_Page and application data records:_
+++

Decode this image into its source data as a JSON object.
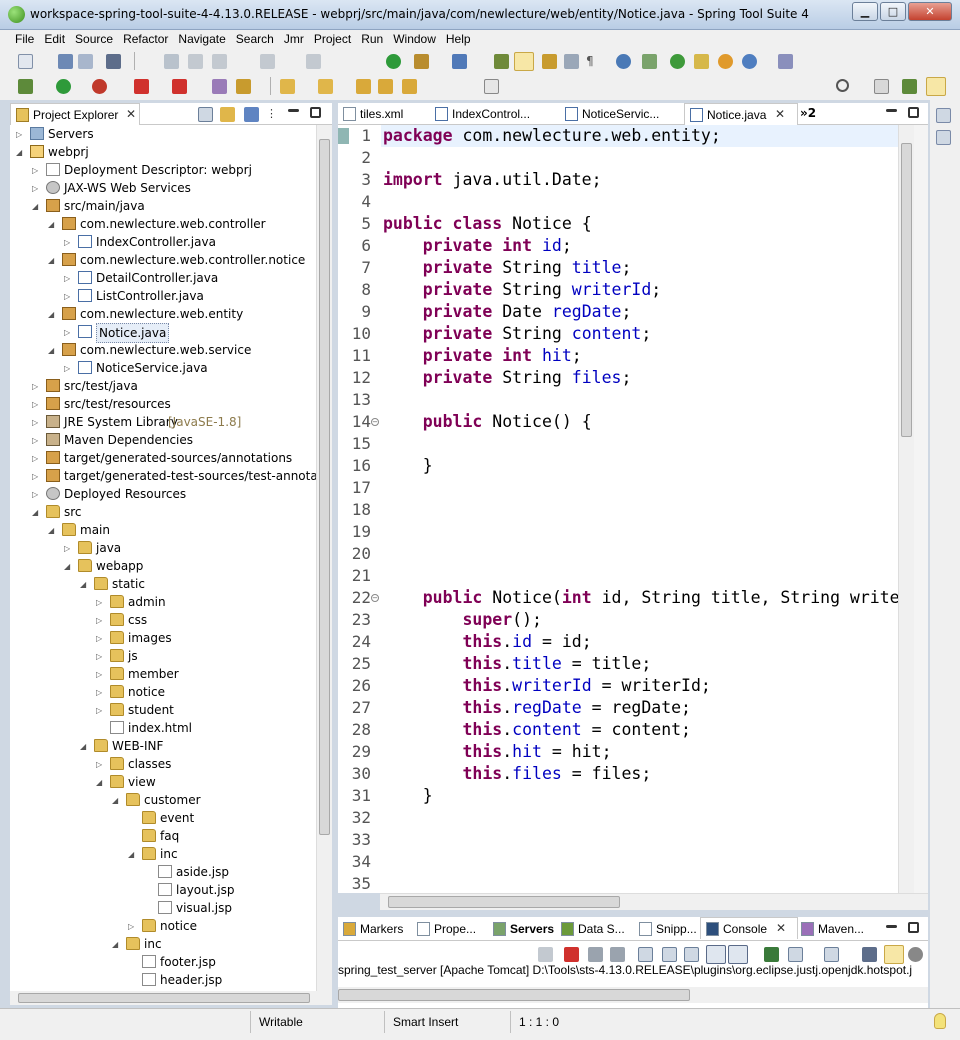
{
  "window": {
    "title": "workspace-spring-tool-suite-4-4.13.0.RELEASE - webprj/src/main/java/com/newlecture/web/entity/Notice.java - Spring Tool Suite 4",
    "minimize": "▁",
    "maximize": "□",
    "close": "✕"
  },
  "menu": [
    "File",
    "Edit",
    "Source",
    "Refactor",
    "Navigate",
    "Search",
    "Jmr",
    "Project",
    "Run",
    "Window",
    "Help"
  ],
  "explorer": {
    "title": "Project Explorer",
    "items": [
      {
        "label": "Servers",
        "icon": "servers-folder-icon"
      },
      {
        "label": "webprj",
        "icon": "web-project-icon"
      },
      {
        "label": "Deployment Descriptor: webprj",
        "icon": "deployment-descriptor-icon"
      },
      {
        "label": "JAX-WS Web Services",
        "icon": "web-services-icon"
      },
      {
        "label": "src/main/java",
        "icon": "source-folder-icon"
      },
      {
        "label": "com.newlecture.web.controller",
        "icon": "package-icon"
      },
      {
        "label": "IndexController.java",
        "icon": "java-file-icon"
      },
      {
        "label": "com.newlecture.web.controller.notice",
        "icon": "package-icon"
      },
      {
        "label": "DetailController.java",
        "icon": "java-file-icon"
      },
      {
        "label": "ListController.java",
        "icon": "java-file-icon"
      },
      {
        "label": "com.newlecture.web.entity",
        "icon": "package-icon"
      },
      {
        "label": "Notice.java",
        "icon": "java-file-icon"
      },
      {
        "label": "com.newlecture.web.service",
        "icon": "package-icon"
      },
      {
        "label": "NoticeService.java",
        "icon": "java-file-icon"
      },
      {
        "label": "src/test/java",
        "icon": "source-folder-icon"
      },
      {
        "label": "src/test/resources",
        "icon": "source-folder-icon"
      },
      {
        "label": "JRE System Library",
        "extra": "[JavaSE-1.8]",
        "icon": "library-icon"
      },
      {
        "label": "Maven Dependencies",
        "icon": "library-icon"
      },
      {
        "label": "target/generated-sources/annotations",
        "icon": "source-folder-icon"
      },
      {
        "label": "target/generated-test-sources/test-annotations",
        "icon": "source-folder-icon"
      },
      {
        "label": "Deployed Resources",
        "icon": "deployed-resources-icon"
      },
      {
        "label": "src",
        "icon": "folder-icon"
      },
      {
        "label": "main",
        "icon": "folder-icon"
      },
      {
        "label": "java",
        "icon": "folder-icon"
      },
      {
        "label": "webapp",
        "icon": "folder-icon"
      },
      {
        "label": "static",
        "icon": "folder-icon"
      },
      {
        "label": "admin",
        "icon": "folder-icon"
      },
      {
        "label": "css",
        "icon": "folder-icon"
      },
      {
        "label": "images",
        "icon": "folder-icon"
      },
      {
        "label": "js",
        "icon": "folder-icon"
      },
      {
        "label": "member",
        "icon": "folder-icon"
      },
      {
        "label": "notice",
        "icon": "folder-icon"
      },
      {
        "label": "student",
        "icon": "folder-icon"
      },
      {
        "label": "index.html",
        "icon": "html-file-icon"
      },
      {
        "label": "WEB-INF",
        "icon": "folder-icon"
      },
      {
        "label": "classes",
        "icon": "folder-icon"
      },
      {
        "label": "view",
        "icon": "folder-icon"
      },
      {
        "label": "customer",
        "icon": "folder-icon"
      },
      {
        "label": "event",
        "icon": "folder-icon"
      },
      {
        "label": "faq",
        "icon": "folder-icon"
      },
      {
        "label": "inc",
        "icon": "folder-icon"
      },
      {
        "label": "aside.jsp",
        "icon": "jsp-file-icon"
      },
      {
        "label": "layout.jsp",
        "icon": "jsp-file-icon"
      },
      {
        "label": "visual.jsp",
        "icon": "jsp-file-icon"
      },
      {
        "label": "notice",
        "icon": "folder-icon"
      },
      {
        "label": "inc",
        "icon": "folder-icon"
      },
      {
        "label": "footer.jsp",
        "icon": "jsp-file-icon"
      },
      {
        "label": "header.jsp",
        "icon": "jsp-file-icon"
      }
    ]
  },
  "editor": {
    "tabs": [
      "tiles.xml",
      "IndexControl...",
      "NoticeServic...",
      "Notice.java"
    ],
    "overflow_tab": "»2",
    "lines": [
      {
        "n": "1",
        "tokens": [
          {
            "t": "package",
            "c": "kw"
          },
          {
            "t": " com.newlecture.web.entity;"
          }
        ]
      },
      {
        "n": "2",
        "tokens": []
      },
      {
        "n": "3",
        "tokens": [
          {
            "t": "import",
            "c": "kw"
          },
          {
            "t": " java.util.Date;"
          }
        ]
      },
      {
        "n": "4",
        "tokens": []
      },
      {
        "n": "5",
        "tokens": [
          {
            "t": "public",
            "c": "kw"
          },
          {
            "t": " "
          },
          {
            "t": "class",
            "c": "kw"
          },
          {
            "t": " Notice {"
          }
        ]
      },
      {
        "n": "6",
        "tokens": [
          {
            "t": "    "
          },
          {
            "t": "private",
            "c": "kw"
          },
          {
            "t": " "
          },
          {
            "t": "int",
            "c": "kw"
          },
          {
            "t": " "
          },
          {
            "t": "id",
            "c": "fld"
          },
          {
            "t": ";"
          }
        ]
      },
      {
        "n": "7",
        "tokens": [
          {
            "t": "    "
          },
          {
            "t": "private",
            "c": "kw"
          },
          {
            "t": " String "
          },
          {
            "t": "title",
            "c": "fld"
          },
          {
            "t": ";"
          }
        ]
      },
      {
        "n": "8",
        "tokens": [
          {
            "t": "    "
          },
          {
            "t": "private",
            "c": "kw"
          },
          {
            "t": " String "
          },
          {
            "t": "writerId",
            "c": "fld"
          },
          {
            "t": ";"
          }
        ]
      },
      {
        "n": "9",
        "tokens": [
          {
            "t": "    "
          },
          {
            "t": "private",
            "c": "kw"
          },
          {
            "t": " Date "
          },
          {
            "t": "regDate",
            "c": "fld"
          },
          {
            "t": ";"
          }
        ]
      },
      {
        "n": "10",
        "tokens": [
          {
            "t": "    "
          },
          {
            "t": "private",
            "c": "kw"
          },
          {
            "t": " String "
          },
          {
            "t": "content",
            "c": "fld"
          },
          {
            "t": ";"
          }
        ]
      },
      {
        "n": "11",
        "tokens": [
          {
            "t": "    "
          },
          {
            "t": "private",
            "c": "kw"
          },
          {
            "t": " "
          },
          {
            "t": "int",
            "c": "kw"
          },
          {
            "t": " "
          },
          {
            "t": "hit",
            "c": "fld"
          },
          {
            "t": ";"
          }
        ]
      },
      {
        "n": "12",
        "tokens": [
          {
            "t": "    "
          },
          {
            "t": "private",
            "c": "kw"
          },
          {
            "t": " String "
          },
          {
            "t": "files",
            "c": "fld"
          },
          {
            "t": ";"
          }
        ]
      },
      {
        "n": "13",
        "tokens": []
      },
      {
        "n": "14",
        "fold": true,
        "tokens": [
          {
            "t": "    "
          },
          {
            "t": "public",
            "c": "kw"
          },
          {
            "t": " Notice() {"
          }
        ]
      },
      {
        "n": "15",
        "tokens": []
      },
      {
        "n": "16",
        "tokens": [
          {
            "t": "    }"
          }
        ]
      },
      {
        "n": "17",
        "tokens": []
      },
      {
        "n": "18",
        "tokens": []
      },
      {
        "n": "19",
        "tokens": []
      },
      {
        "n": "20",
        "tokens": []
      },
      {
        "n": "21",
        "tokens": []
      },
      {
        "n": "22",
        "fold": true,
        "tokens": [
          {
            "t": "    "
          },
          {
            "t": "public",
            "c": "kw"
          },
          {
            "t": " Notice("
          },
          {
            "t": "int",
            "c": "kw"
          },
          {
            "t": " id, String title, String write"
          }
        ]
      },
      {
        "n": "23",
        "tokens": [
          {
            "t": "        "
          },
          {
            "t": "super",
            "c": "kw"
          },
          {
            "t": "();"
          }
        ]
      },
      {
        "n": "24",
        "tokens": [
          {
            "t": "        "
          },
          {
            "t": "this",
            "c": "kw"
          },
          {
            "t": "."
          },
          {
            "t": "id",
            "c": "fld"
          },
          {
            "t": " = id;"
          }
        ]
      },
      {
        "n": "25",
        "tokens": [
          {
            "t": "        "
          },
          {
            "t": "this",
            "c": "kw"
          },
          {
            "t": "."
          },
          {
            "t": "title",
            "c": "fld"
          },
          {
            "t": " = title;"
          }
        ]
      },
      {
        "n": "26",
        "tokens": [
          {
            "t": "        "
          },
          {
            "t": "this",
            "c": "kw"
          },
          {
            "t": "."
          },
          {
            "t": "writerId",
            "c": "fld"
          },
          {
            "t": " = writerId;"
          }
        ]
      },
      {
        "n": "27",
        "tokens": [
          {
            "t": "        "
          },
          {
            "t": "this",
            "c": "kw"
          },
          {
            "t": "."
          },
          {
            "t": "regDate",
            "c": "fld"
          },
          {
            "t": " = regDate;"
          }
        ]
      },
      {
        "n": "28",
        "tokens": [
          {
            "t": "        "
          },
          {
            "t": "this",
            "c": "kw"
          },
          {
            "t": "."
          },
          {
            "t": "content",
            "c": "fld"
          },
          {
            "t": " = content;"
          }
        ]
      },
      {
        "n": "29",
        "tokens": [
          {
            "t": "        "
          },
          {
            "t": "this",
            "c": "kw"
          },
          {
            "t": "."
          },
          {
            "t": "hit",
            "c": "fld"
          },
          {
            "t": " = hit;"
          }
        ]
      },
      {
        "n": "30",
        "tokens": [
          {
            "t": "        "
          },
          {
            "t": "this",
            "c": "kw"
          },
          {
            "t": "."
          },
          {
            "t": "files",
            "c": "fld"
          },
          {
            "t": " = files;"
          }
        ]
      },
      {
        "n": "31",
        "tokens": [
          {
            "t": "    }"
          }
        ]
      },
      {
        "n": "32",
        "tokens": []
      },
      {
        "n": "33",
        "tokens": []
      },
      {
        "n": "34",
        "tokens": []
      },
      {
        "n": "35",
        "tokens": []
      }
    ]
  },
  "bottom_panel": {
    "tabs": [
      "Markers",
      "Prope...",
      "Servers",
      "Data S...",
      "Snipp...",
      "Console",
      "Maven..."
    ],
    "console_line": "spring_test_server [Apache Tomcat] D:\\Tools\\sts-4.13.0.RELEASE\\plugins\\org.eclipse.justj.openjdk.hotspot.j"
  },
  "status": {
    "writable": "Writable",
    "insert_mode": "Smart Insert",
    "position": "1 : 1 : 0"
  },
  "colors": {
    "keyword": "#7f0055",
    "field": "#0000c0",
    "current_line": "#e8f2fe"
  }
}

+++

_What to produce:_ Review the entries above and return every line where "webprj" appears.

_Answer to this exercise:_
    "title": "workspace-spring-tool-suite-4-4.13.0.RELEASE - webprj/src/main/java/com/newlecture/web/entity/Notice.java - Spring Tool Suite 4",
        "label": "webprj",
        "label": "Deployment Descriptor: webprj",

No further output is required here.